Can you say Jedi Mind Trick?  If only Yoda had pulled this on Darth Whoever in the "Phantom Melange" we coulda' saved ourselves a lot of trouble.  I'm just sayin' is all.

Thursday, August 1, 2013

Race as Class: Elves are Weird II

So with all the furor over Random Wizards Troll questionnaire, I got to thinking about race as class a bit.  I'm an AD&D (and ADD) type of guy so race-as-class has never set very well with my worldview, and I've really never seen anyone put up an argument for it that went beyond "I like B/X D&D."  Which is fine, but it's not very intriguing to outsiders. 

I'd be much more interested in Race-as-class if the races were more interesting.  But as is, the B/X race-as-classes boil down to fighter with a few racial abilities that amount to little more than window dressing--except for elves, who get to be magic users who can use plate mail and two-handers.  It's telling that, in the Moldvanian rules, the formula for level titles of the race-as-classes goes like this:
Race name + Fighter level title = Race-as-class level title

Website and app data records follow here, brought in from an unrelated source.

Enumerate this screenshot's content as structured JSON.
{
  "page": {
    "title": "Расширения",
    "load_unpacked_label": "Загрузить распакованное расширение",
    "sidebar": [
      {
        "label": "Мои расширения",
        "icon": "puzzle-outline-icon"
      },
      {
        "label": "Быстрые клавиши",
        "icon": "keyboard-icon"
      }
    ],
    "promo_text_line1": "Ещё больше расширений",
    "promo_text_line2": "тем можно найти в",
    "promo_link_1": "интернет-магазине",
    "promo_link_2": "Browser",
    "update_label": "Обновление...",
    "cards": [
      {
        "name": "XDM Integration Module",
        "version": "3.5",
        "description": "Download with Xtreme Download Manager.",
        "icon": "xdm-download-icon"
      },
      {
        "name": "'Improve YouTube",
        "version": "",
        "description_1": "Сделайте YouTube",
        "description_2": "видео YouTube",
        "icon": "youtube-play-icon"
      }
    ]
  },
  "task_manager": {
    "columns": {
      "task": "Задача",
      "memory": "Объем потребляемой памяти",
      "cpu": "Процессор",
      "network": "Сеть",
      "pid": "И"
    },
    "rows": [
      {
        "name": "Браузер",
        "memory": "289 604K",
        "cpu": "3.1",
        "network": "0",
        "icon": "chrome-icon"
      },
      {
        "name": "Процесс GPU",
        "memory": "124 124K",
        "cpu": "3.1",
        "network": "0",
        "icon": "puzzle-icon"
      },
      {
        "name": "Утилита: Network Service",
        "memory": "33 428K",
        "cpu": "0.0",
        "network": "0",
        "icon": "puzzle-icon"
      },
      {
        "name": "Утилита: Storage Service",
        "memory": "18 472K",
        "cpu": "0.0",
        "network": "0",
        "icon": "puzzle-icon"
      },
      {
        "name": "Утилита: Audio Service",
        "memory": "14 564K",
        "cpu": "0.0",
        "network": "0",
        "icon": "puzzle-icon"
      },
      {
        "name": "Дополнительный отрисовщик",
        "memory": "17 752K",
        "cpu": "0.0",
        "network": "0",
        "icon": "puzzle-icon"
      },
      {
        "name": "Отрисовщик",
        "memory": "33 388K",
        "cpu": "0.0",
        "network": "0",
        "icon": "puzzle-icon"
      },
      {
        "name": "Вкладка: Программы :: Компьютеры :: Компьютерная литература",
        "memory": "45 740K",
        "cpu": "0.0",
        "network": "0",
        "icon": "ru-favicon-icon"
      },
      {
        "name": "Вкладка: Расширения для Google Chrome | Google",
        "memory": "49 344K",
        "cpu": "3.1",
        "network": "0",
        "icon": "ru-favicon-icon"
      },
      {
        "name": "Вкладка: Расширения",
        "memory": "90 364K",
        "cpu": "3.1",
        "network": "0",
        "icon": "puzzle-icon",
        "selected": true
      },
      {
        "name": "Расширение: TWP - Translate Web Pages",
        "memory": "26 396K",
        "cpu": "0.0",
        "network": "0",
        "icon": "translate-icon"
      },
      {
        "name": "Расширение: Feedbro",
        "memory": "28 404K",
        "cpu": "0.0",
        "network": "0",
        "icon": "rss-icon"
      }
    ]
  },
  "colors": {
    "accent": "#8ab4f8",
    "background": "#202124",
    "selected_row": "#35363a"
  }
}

Elves manage to be even less interesting:
Fighter level title + MU level title = zzzzzzzz
If each non-human race is going to be a class unto itself, I want them to be much more unique.  So without further ado, here's my proposal for a more elfy elf class.  Bear in mind that I'm using an AD&D chassis for these bad boys.  This also assumes my previous thoughts on weird elves.

  • Fight as clerics, except when using bows--with which they fight as fighters
  • Sneak/hide/climb walls like thieves 
  • Can cast enchantments from MU or Druid spell lists.  This includes such mind-fappery as Charm/Hold Person or Plant or Animal or Monster, Feeblemind, Confusion and Finger of Death, but also, strangely but not inappropriately, Pass without trace, Trip, and Snare.   
  • Will not wear metal armor--including helmets--except elfmail, which--spoiler alert--turns out not to be made of metal at all.
  • Elves max out at 11th level.

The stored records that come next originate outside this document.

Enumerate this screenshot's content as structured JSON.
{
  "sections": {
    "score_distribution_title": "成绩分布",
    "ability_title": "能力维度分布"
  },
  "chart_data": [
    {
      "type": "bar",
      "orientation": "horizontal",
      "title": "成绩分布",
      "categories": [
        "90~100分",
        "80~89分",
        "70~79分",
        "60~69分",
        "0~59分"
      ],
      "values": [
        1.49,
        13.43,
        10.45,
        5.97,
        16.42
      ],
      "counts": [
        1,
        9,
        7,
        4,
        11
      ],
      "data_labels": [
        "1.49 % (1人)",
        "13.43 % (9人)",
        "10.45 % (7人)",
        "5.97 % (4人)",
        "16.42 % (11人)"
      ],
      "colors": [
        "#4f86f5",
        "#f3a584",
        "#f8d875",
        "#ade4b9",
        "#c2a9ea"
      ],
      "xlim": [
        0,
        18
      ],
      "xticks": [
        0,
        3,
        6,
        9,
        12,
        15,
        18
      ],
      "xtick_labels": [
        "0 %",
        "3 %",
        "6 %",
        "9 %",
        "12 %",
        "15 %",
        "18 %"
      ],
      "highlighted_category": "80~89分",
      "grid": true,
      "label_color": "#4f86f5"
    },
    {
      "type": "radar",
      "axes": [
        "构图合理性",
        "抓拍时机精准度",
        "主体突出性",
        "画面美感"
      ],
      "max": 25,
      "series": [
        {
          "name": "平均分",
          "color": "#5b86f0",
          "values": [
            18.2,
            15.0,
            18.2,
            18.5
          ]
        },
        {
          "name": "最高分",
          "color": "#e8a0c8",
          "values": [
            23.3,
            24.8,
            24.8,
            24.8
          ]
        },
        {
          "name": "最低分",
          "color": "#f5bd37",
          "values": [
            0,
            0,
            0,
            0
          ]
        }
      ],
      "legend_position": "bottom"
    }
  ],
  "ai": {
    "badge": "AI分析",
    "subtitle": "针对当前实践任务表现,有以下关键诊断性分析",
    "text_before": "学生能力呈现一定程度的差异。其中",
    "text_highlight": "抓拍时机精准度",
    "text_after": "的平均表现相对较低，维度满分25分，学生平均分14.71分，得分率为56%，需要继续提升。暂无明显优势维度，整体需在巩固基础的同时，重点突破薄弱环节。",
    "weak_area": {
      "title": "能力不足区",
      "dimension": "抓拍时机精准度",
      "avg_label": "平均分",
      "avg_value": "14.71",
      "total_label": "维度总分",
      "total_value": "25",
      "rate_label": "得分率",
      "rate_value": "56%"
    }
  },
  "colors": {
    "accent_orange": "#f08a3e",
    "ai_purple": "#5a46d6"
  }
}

Elves, in order to maintain some modicum of what we humans call sanity over their egregiously long lifespans, tend to forget a lot of stuff pretty quickly.  As such, unlike human MUs, they don't memorize spells or study spell formulas in arcane librams or what have you.  And none of that praying or calling upon deities garbage either; being soulless, elves are the least pious of all races.    Rather, in keeping with the Tolkienian approach to elf magic, the elves don't consider it magic, it's just the way things are done.  Once acquired, their spell-abilities become innate powers.  They can use each ability once per day, and they get a new ability every other level (1st, 3rd, 5th, etc.).  They don't need to track down some elf to teach them the way, but they do have to return to their native glade or hollow tree or wherever they're from to pick up new abilities.

Here's a complete list of Druid and MU enchantements from which Elves may choose:

Level 1: Animal Friendship, Pass sans trace, Charm Person, Friends, Sleep
Level 2: Charm Person or Animal, Trip, Forget, Ray of Enfeeb'ment, Scare
Level 3: Hold Animal, Snare, Hold Person, Suggestion
Level 4: Hold Plant, Charm Monster, Confusion, Fire Charm, Fumble
Level 5: Feeblemind, Hold Monster

So you get an elf who fights reasonably well--especially with a bow--but is limited by light armor and low-ish hit dice, and has limited spell-like powers, though the ease of accessing their magic is a boon.  Also, they've got advanced reconnaissance skills to boot.  It does rather pigeonhole the elf race, but at least the pigeonhole is more distinct than the F/MU-with-pointy-ears scene.